Traditionally orienteering maps have been printed using analog 5-6 spot colour offset printing. The use of colour printers for printing orienteering maps have many advantages, but there are also some disadvantages.
The technology has already improved a lot and the prices are also going down.
The current ISOM does not allow other printing means than traditional 5-6 colour
offset printing for orienteering maps. One of the reasons for this is that offset
printing is proven technology that give outstanding results with current quality
assurance procedures. We have still not seen anything that is comparable in
quality to classic spot colour offset printing, but the improvements of competing

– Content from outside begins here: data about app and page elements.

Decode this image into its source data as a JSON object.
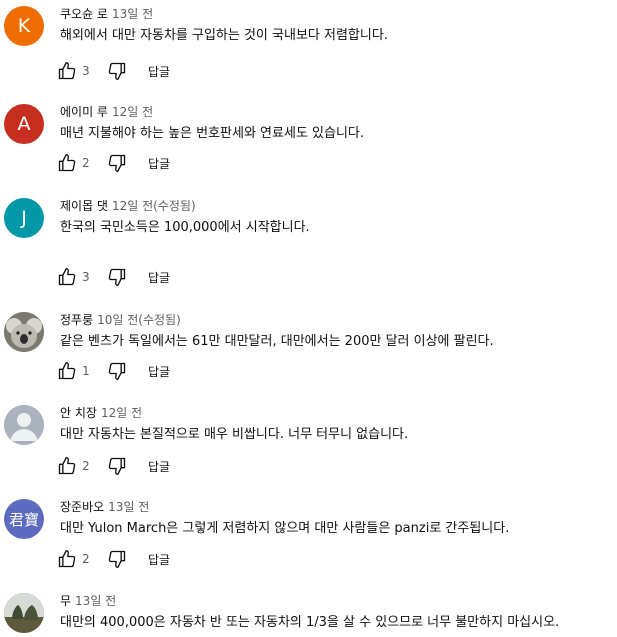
{
  "comments": [
    {
      "author": "쿠오슌 로",
      "time": "13일 전",
      "edited": "",
      "text": "해외에서 대만 자동차를 구입하는 것이 국내보다 저렴합니다.",
      "likes": "3",
      "reply_label": "답글",
      "avatar_letter": "K",
      "avatar_color": "#ef6c00"
    },
    {
      "author": "에이미 루",
      "time": "12일 전",
      "edited": "",
      "text": "매년 지불해야 하는 높은 번호판세와 연료세도 있습니다.",
      "likes": "2",
      "reply_label": "답글",
      "avatar_letter": "A",
      "avatar_color": "#c62f1f"
    },
    {
      "author": "제이몹 댓",
      "time": "12일 전",
      "edited": "(수정됨)",
      "text": "한국의 국민소득은 100,000에서 시작합니다.",
      "likes": "3",
      "reply_label": "답글",
      "avatar_letter": "J",
      "avatar_color": "#0097a7"
    },
    {
      "author": "정푸룽",
      "time": "10일 전",
      "edited": "(수정됨)",
      "text": "같은 벤츠가 독일에서는 61만 대만달러, 대만에서는 200만 달러 이상에 팔린다.",
      "likes": "1",
      "reply_label": "답글",
      "avatar_letter": "",
      "avatar_color": "#8a8a82"
    },
    {
      "author": "안 치장",
      "time": "12일 전",
      "edited": "",
      "text": "대만 자동차는 본질적으로 매우 비쌉니다. 너무 터무니 없습니다.",
      "likes": "2",
      "reply_label": "답글",
      "avatar_letter": "",
      "avatar_color": "#aab3bd"
    },
    {
      "author": "장준바오",
      "time": "13일 전",
      "edited": "",
      "text": "대만 Yulon March은 그렇게 저렴하지 않으며 대만 사람들은 panzi로 간주됩니다.",
      "likes": "2",
      "reply_label": "답글",
      "avatar_letter": "君寶",
      "avatar_color": "#5c6bc0"
    },
    {
      "author": "무",
      "time": "13일 전",
      "edited": "",
      "text": "대만의 400,000은 자동차 반 또는 자동차의 1/3을 살 수 있으므로 너무 불만하지 마십시오.",
      "likes": "",
      "reply_label": "",
      "avatar_letter": "",
      "avatar_color": "#6b6b55"
    }
  ],
  "icons": {
    "like": "thumb-up-icon",
    "dislike": "thumb-down-icon"
  }
}
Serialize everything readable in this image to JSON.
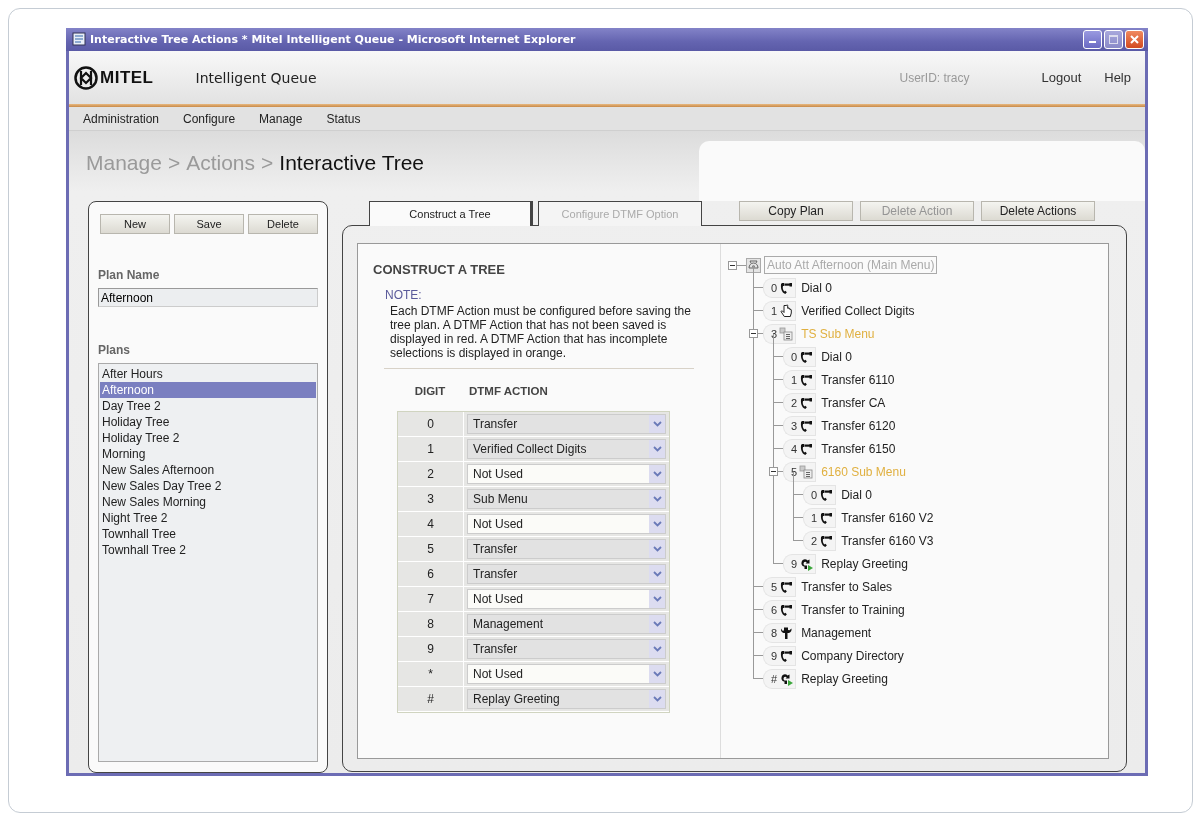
{
  "window": {
    "title": "Interactive Tree Actions * Mitel Intelligent Queue - Microsoft Internet Explorer"
  },
  "header": {
    "logo": "MITEL",
    "app_name": "Intelligent Queue",
    "user": "UserID: tracy",
    "links": [
      "Logout",
      "Help"
    ]
  },
  "nav": [
    "Administration",
    "Configure",
    "Manage",
    "Status"
  ],
  "breadcrumb": {
    "items": [
      {
        "label": "Manage",
        "current": false
      },
      {
        "label": "Actions",
        "current": false
      },
      {
        "label": "Interactive Tree",
        "current": true
      }
    ],
    "separators": [
      ">",
      ">"
    ]
  },
  "left_panel": {
    "buttons": [
      "New",
      "Save",
      "Delete"
    ],
    "plan_name_label": "Plan Name",
    "plan_name": "Afternoon",
    "plans_label": "Plans",
    "plans": [
      {
        "label": "After Hours",
        "selected": false
      },
      {
        "label": "Afternoon",
        "selected": true
      },
      {
        "label": "Day Tree 2",
        "selected": false
      },
      {
        "label": "Holiday Tree",
        "selected": false
      },
      {
        "label": "Holiday Tree 2",
        "selected": false
      },
      {
        "label": "Morning",
        "selected": false
      },
      {
        "label": "New Sales Afternoon",
        "selected": false
      },
      {
        "label": "New Sales Day Tree 2",
        "selected": false
      },
      {
        "label": "New Sales Morning",
        "selected": false
      },
      {
        "label": "Night Tree 2",
        "selected": false
      },
      {
        "label": "Townhall Tree",
        "selected": false
      },
      {
        "label": "Townhall Tree 2",
        "selected": false
      }
    ]
  },
  "tabs": [
    {
      "label": "Construct a Tree",
      "selected": true
    },
    {
      "label": "Configure DTMF Option",
      "selected": false
    }
  ],
  "actions": [
    {
      "label": "Copy Plan",
      "disabled": false
    },
    {
      "label": "Delete Action",
      "disabled": true
    },
    {
      "label": "Delete Actions",
      "disabled": false
    }
  ],
  "construct": {
    "title": "CONSTRUCT A TREE",
    "note_label": "NOTE:",
    "note": "Each DTMF Action must be configured before saving the tree plan. A DTMF Action that has not been saved is displayed in red. A DTMF Action that has incomplete selections is displayed in orange.",
    "columns": [
      "DIGIT",
      "DTMF ACTION"
    ],
    "rows": [
      {
        "digit": "0",
        "action": "Transfer",
        "used": true
      },
      {
        "digit": "1",
        "action": "Verified Collect Digits",
        "used": true
      },
      {
        "digit": "2",
        "action": "Not Used",
        "used": false
      },
      {
        "digit": "3",
        "action": "Sub Menu",
        "used": true
      },
      {
        "digit": "4",
        "action": "Not Used",
        "used": false
      },
      {
        "digit": "5",
        "action": "Transfer",
        "used": true
      },
      {
        "digit": "6",
        "action": "Transfer",
        "used": true
      },
      {
        "digit": "7",
        "action": "Not Used",
        "used": false
      },
      {
        "digit": "8",
        "action": "Management",
        "used": true
      },
      {
        "digit": "9",
        "action": "Transfer",
        "used": true
      },
      {
        "digit": "*",
        "action": "Not Used",
        "used": false
      },
      {
        "digit": "#",
        "action": "Replay Greeting",
        "used": true
      }
    ]
  },
  "tree": {
    "root": {
      "label": "Auto Att Afternoon (Main Menu)",
      "selected": true,
      "expanded": true
    },
    "children": [
      {
        "digit": "0",
        "kind": "transfer",
        "label": "Dial 0",
        "incomplete": false
      },
      {
        "digit": "1",
        "kind": "collect",
        "label": "Verified Collect Digits",
        "incomplete": false
      },
      {
        "digit": "3",
        "kind": "submenu",
        "label": "TS Sub Menu",
        "incomplete": true,
        "expanded": true,
        "children": [
          {
            "digit": "0",
            "kind": "transfer",
            "label": "Dial 0",
            "incomplete": false
          },
          {
            "digit": "1",
            "kind": "transfer",
            "label": "Transfer 6110",
            "incomplete": false
          },
          {
            "digit": "2",
            "kind": "transfer",
            "label": "Transfer CA",
            "incomplete": false
          },
          {
            "digit": "3",
            "kind": "transfer",
            "label": "Transfer 6120",
            "incomplete": false
          },
          {
            "digit": "4",
            "kind": "transfer",
            "label": "Transfer 6150",
            "incomplete": false
          },
          {
            "digit": "5",
            "kind": "submenu",
            "label": "6160 Sub Menu",
            "incomplete": true,
            "expanded": true,
            "children": [
              {
                "digit": "0",
                "kind": "transfer",
                "label": "Dial 0",
                "incomplete": false
              },
              {
                "digit": "1",
                "kind": "transfer",
                "label": "Transfer 6160 V2",
                "incomplete": false
              },
              {
                "digit": "2",
                "kind": "transfer",
                "label": "Transfer 6160 V3",
                "incomplete": false
              }
            ]
          },
          {
            "digit": "9",
            "kind": "replay",
            "label": "Replay Greeting",
            "incomplete": false
          }
        ]
      },
      {
        "digit": "5",
        "kind": "transfer",
        "label": "Transfer to Sales",
        "incomplete": false
      },
      {
        "digit": "6",
        "kind": "transfer",
        "label": "Transfer to Training",
        "incomplete": false
      },
      {
        "digit": "8",
        "kind": "management",
        "label": "Management",
        "incomplete": false
      },
      {
        "digit": "9",
        "kind": "transfer",
        "label": "Company Directory",
        "incomplete": false
      },
      {
        "digit": "#",
        "kind": "replay",
        "label": "Replay Greeting",
        "incomplete": false
      }
    ]
  }
}
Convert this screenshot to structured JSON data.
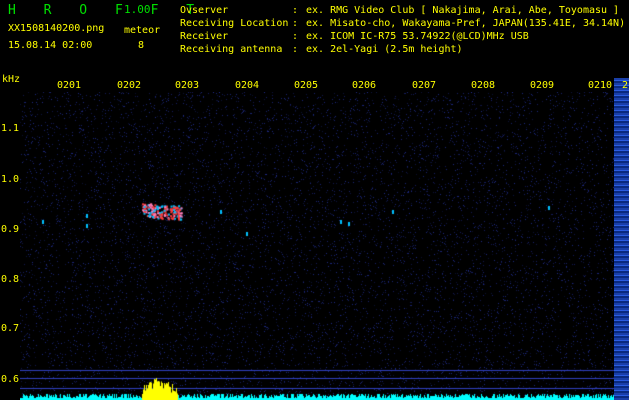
{
  "app": {
    "logo": "H R O F F T",
    "version": "1.00",
    "filename": "XX1508140200.png",
    "meteor_label": "meteor",
    "datetime": "15.08.14 02:00",
    "meteor_count": "8"
  },
  "info": [
    {
      "label": "Ovserver",
      "sep": ":",
      "value": "ex. RMG Video Club [ Nakajima, Arai, Abe, Toyomasu ]"
    },
    {
      "label": "Receiving Location",
      "sep": ":",
      "value": "ex. Misato-cho, Wakayama-Pref, JAPAN(135.41E, 34.14N)"
    },
    {
      "label": "Receiver",
      "sep": ":",
      "value": "ex. ICOM IC-R75 53.74922(@LCD)MHz USB"
    },
    {
      "label": "Receiving antenna",
      "sep": ":",
      "value": "ex. 2el-Yagi (2.5m height)"
    }
  ],
  "axis": {
    "unit": "kHz",
    "hours": [
      "0201",
      "0202",
      "0203",
      "0204",
      "0205",
      "0206",
      "0207",
      "0208",
      "0209",
      "0210",
      "2"
    ],
    "freqs": [
      "1.1",
      "1.0",
      "0.9",
      "0.8",
      "0.7",
      "0.6"
    ]
  },
  "colors": {
    "background": "#000000",
    "noise": "#1c2a9a",
    "echo_core": "#ff3a3a",
    "echo_mid": "#00c0ff",
    "activity_bar": "#ffff00",
    "baseline": "#00ffff",
    "text": "#ffff00",
    "logo": "#00e000"
  }
}
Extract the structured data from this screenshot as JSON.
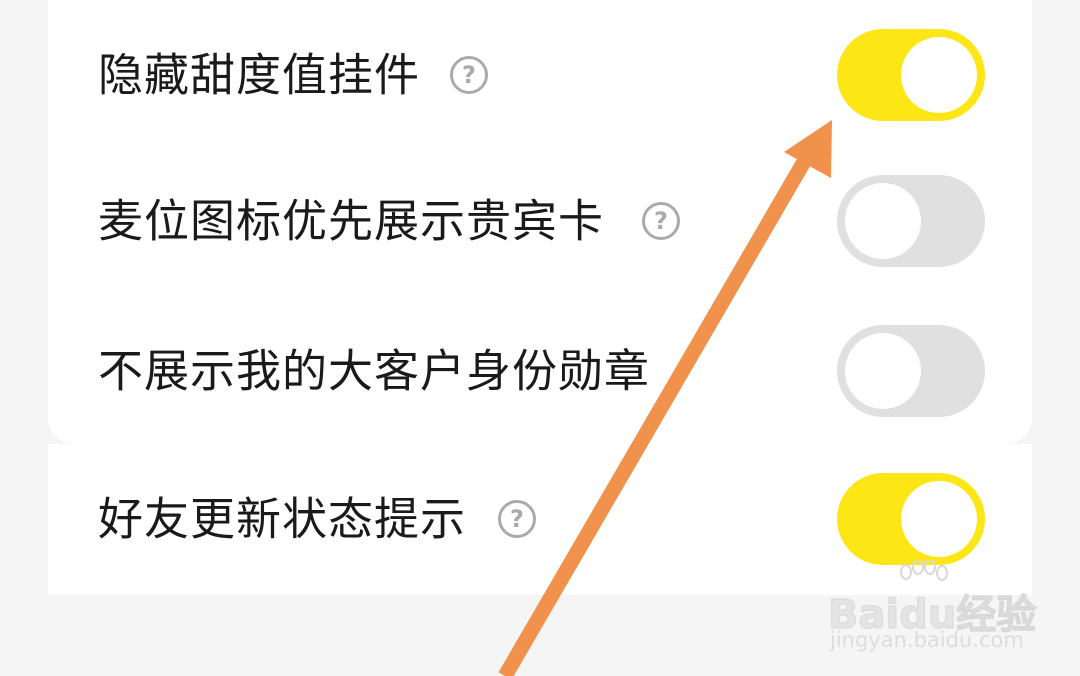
{
  "settings": [
    {
      "label": "隐藏甜度值挂件",
      "has_help": true,
      "help_icon": "?",
      "enabled": true
    },
    {
      "label": "麦位图标优先展示贵宾卡",
      "has_help": true,
      "help_icon": "?",
      "enabled": false
    },
    {
      "label": "不展示我的大客户身份勋章",
      "has_help": false,
      "enabled": false
    },
    {
      "label": "好友更新状态提示",
      "has_help": true,
      "help_icon": "?",
      "enabled": true
    }
  ],
  "watermark": {
    "logo": "Baidu经验",
    "url": "jingyan.baidu.com"
  },
  "colors": {
    "toggle_on": "#fde616",
    "toggle_off": "#e0e0e0",
    "arrow": "#f0914c",
    "background": "#f5f5f5"
  }
}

technologies have been remarkable, and we might get there sometime soon.
Pros-and-cons (Excel file)
5. The PrintTech Project Test Sheet
MC has created a test sheet, which has been printed by using spot colour offset printing.
Instructions (DOC, PDF)
The test file in OCAD format (OCAD8)
The test file in PDF format (PDF-14 MB )
Technical report (OCAD8, PDF) - updated in December 2006
6. Experience, results
Norwegian Orienteering Federation and IOF Map Commission has collected experiences and results: (http://gis-ultra.umb.no/~ikfht/o/kartutv/printing/printing.html)
This web page has been established in order to monitor the development of - and to make information about this important technical area available to producers of orienteering maps. This common pool of knowledge will be useful to those that want to achieve the best possible result using this technology.
If you have experience with other printers, other settings or have comments on any of the above information, please use the form to let us know!
If you can send us an example of the output from the printer/copier, that would
be very helpful. Please address it to:
NOFs Kartutvalg v/Håvard Tveite, Kajav. 24, N-1430 Ås, Norway.
We would be very grateful for receiving comments about the kind of information that is useful for describing the printing process.
7. Some links